Cyberattacks on energy providers may take various forms, such as sending inaccurate information about the demand for power in particular areas. Systems responding to these false estimates of electricity use might cause imbalances and power outages. Fortunately, GIS can help to address this vulnerability.
Detection software uses GIS mapping to monitor the distribution of energy, giving energy companies greater visibility into operations throughout the power grid. Meanwhile, security detection algorithms can spot issues in the distribution load that might indicate that operators are receiving deceptive information. If any anomalies show up, energy providers can evaluate whether they are the result of a hack and respond accordingly.
Maintaining Geospatial Data Security
A huge wealth of spatial information, like many of the findings gathered by NASA probes, is readily available to the public and researchers. However, some organizations retain spatial data that is proprietary or must be kept confidential due to security or privacy concerns. For example, geographic details may compromise the privacy of individuals who participate in healthcare or social science studies.
In these cases, cybersecurity professionals must implement a layer of security that prevents unauthorized access to geospatial information and metadata. Effective access control mechanisms may include:
- Clearly defined policy specifications for who can use geospatial features
- Semantic reasoner software to enforce those policies
- Identity management systems to check the credentials of users
- Data authenticity verification
About USC’s Online GIS Graduate Programs
The University of Southern California offers a comprehensive selection of online GIS programs, including GIS master’s degrees and GIS graduate certificates. This gives our students the ultimate flexibility in tailoring their education for their career goals. Click on the programs below to learn about our leading geographic information science education.
- M.S. in Geographic Information Science & Technology
- M.S. in Human Security and Geospatial Intelligence

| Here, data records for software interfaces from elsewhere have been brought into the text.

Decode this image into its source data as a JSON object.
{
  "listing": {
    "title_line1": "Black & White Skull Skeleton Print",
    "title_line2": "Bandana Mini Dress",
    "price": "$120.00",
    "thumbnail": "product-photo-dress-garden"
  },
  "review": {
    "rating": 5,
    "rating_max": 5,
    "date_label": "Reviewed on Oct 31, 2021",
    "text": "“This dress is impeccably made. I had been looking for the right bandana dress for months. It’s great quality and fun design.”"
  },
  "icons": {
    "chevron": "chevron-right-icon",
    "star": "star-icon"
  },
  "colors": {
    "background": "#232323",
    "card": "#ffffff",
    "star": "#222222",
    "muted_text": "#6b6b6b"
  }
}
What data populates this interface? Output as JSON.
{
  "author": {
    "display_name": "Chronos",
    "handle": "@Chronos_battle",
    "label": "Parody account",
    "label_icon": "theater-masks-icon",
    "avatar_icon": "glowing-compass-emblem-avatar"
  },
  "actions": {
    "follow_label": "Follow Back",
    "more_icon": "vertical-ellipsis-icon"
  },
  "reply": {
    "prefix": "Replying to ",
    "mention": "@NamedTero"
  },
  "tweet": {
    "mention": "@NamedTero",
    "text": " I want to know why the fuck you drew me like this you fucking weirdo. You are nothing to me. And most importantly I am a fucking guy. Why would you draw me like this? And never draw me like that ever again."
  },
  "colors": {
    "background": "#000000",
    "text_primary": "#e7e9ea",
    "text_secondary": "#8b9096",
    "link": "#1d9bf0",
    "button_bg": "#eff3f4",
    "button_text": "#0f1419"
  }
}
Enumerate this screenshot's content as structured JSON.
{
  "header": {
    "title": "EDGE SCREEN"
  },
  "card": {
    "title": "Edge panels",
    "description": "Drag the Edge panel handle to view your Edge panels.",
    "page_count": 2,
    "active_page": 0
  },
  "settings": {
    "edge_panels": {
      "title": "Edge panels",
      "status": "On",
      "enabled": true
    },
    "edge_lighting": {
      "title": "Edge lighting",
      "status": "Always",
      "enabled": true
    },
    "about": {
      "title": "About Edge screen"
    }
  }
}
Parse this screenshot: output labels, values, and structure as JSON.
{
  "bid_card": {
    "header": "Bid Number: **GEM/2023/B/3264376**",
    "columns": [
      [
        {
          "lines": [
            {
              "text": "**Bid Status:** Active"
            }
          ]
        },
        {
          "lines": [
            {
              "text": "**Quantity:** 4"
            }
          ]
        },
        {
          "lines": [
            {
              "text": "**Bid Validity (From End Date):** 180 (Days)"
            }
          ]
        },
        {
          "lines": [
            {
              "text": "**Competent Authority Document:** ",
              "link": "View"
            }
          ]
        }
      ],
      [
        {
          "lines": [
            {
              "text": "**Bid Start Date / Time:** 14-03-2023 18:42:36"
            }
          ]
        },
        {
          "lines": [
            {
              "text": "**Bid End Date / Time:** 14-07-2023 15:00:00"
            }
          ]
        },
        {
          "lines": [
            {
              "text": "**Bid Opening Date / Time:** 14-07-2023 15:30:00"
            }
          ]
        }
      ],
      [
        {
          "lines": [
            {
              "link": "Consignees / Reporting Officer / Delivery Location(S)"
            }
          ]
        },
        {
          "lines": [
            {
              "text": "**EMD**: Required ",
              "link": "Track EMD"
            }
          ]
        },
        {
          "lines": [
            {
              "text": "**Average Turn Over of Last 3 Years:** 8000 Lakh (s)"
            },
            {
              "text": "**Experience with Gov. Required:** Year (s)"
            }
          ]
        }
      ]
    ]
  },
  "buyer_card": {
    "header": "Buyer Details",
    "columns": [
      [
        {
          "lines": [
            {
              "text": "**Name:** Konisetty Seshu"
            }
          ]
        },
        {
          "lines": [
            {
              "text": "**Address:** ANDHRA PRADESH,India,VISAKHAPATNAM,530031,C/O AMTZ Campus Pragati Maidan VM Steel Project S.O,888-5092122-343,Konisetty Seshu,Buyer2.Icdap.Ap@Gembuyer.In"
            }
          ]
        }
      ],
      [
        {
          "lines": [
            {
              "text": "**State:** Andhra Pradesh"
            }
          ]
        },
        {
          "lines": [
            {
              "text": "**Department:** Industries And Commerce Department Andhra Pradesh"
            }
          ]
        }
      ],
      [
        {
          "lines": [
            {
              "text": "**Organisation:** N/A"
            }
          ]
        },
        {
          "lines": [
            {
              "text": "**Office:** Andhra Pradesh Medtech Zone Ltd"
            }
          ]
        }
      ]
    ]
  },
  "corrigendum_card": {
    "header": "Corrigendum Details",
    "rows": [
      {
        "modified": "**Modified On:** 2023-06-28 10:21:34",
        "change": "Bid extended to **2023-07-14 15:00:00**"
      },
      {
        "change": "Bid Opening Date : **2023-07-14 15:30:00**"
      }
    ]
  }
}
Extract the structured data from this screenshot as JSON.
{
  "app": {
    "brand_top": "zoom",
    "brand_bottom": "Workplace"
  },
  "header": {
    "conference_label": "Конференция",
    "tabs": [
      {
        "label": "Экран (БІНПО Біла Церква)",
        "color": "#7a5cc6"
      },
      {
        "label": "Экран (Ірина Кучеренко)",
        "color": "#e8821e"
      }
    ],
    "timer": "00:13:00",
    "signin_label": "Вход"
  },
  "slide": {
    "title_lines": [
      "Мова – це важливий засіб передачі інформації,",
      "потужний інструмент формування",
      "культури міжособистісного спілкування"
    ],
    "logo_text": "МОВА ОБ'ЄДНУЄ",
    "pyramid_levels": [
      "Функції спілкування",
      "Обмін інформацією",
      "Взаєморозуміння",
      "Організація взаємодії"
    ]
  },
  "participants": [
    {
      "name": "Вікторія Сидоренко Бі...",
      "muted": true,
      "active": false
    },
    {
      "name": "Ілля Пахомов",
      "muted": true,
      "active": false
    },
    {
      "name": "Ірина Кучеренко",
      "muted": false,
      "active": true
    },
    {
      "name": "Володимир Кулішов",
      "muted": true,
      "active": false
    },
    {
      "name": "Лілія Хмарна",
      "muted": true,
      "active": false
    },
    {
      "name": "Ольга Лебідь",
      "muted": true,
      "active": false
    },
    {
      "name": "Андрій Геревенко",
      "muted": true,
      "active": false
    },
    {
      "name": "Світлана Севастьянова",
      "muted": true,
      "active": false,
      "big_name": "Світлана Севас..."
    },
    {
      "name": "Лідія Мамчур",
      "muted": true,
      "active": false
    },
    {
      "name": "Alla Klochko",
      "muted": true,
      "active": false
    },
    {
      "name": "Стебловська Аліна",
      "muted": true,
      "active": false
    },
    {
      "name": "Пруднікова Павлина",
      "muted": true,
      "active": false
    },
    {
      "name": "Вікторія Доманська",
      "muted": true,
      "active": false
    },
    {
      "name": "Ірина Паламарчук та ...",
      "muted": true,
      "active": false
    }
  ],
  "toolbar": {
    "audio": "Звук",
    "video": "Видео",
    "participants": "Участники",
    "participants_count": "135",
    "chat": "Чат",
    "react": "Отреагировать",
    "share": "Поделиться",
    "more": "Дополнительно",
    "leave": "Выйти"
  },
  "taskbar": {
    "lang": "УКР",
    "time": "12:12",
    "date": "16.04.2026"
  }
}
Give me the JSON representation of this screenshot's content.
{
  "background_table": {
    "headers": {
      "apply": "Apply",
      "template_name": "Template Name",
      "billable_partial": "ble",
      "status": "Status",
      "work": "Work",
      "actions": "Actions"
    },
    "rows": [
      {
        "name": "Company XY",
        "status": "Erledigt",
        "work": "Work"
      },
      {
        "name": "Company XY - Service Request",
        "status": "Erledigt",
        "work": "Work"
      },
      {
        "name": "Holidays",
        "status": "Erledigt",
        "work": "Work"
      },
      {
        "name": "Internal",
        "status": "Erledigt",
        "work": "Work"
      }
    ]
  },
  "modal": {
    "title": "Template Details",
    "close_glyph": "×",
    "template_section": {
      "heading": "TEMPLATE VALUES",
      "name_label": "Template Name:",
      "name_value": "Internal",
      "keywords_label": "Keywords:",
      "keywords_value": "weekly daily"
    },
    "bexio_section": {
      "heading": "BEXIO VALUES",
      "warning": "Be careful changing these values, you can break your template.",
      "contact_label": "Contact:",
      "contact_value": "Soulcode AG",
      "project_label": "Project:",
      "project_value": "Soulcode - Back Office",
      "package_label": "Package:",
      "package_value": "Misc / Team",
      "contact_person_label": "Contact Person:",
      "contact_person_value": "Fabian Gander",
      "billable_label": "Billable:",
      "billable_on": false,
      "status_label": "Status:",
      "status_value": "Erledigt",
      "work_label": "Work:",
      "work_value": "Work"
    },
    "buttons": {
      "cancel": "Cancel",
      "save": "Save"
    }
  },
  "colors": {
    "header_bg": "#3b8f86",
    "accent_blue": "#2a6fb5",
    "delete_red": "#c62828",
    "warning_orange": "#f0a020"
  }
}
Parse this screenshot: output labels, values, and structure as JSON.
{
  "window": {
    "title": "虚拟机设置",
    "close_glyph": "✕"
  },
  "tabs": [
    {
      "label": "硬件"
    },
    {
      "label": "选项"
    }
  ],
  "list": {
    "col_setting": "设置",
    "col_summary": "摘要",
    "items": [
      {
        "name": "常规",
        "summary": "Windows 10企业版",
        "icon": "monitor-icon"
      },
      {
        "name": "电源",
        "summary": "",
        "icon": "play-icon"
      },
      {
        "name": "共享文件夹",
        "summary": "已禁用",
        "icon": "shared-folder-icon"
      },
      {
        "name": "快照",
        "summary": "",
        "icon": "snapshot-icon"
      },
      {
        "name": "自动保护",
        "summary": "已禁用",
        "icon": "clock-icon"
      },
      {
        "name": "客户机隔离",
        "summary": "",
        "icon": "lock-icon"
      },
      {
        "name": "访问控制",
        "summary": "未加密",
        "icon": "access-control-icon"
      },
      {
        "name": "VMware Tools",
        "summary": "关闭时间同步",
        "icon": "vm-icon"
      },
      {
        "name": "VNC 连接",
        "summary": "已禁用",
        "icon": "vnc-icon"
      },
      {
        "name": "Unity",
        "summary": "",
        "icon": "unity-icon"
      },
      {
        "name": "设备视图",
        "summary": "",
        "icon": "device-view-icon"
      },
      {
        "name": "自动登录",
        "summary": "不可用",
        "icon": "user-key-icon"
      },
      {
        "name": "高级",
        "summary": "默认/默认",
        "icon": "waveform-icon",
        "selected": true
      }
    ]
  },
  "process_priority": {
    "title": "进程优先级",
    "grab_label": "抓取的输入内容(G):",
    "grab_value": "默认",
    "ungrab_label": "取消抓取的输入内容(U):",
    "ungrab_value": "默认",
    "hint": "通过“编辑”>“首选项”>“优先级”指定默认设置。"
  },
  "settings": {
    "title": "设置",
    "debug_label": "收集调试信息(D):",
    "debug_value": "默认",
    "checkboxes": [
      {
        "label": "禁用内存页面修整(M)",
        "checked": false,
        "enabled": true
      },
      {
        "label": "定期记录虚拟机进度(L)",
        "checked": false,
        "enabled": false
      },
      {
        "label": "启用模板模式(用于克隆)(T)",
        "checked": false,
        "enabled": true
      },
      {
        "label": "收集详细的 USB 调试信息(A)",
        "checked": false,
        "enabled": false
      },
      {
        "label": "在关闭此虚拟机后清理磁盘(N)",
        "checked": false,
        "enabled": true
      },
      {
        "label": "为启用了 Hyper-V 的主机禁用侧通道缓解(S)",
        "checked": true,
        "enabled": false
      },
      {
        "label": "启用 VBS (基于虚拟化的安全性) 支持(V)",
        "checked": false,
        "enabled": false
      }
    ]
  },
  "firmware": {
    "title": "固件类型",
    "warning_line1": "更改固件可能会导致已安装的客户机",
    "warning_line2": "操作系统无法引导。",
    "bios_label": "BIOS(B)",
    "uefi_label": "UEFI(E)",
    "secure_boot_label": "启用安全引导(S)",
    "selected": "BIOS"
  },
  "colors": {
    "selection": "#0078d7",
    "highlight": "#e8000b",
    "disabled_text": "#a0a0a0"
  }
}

- Graduate Certificate in GIST
- Graduate Certificate in Geospatial Intelligence
- Graduate Certificate in Geospatial Leadership
- Graduate Certificate in Remote Sensing for Earth Observation